Industry 4.0 at CCSU introduces the 4th revolution

Published on Monday, 11 March 2019 20:36
Written by Karla Santos

@KarlaSantosNBH

NEW BRITAIN - Central Connecticut State University’s Institute of Technology and Business Development is offering courses to companies and students to help understand and implement Industry 4.0 initiatives.

The Industry 4.0 initiative at CCSU includes nine independent eight-hour overview sessions which are being offered to businesses involved in manufacturing and technology.

The first Industry 4.0 class will take place on March 15. The class is design to inform companies about the future of mechatronics and robotics and it will be taught by Ravindra Thamma at the main campus in the School of Engineering, Science and Technology to two organizations.

Other scheduled courses include Advanced Manufacturing Overview, Agile & Scrum Methodology Overview, Artificial Intelligence Overview, Elements of Supply Chain Management Overview, Fundamentals of Business Analytics Overview, Inspection Using GD&T and Blue Light Tecnology Overview, Open Source Coding Overview and Operations Management Overview.

“We deliver these courses on-site or at a company site,” Richard Mullins, ITBD director said. “Our goal is to introduce individuals in companies to the Industry 4.0 concepts then thru Faculty in Residence programs - faculty and students to help the companies implement Industry 4.0 concepts as appropriate.”

According to Mullins, Klaus Schwab, founder and executive chairman of the World Economic Forum, published the book the “Fourth Industrial Revolution,” laying out for businesses and industries the 22 tipping points that need to be addressed in the next industrial revolution.

In 2017, Mullins picked up the book and started to contact CCSU faculty members for their expertise and how those respective disciplines, operations, measurement and quality fit into the Industry 4.0 initiative.

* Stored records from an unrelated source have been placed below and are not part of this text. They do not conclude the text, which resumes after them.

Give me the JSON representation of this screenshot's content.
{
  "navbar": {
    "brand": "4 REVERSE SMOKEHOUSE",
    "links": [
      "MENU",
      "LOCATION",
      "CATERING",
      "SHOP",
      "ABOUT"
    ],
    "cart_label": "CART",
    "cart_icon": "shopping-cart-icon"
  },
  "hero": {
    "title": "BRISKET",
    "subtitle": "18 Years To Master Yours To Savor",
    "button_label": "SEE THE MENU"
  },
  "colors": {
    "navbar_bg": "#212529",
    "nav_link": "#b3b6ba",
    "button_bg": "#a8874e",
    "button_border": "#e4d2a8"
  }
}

“I asked the faculty collectively to put together some one-day seminars so that we could help educate the business community of what the fourth industrial revolution is about, Industry 4.0 and where we as an institution at CCSU and the School of Engineering, Science and Technology and business school could bring our expertise to the business community to help them transition,” Mullins said.

The main idea of the Industry 4.0 initiative at CCSU is to launch and introduce the topics in specific areas to the business community and then begin the dialogue after the one-day seminar with the companies that participate with how to implement this in their organization.

“That’s where we would get more involved with the workforce training aspect of helping a company prepare for this technology implementation,” Mullins said. “It is not a linear connection of all this technologies. You don’t have to deal with any specific order. These are the typographical areas that have been brought to light, impacting manufacturing and the internet of things that could come together to help manufacture their processes of productivity. The Industry 4.0 is a series of technologies that companies can leverage in their business to gain greater productivity performance.”

Haoyu Wang, professor at CCSU with a background in mechanical engineering, is one of the people working in the initiative. Wang’s role in the program is to teach the Inspection using GD&T and Blue Light Technology course.

According to Wang, the concept of the Industrial 4.0 was initiated by the German government as a strategic plan. Then, other countries like the United States, Canada and China followed through.

“They had a different name for it, but it was the same concept,” Wang said.

Throughout the years, the industrial revolutions have acquired different names as technology grows. It started with the use of technologies like the steam engines. Then industrial 2.0, when the mass production of the assembly line was introduced. The third generation of the revolution was the introduction of digitalization with Programmable Logic Controllers and microcontrollers in computers back in the 1960s, Wang said.

“That’s why we call this the Industrial 4.0 so it’s like a fourth revolution for the industry,” Wang added. “We are making things in a very smart, effective and efficient way and we are making the smart products. Because of the availability of the technology and the price, technology is getting cheaper and cheaper.”

The nine independent overview sessions for businesses are non-credit courses, but the faculty on campus teaches these same topics in a one-credit class to expose academic students to the concept of Industry 4.0.

“Wang takes the classroom piece and helps to build it into a non-credit piece that we can deliver in a shorter period than a full semester to business and industries so that they can implement it faster,” Mullins said. “With a normal dialog we began talking about these things and we said you know we need to get this out to the industry so when our students graduate, they are prepared with the skills and the companies are aware and willing to accept those students with those new technology skills to help leverage the opportunity.”

To learn more about the Industry 4.0 initiative at CCSU visit .

Karla Santos can be reached at 860-801-5079 or ksantos@centralctcommunications.com.



Posted in The Bristol Press, General Business, General News, Manufacturing on Monday, 11 March 2019 20:36. Updated: Monday, 11 March 2019 20:38.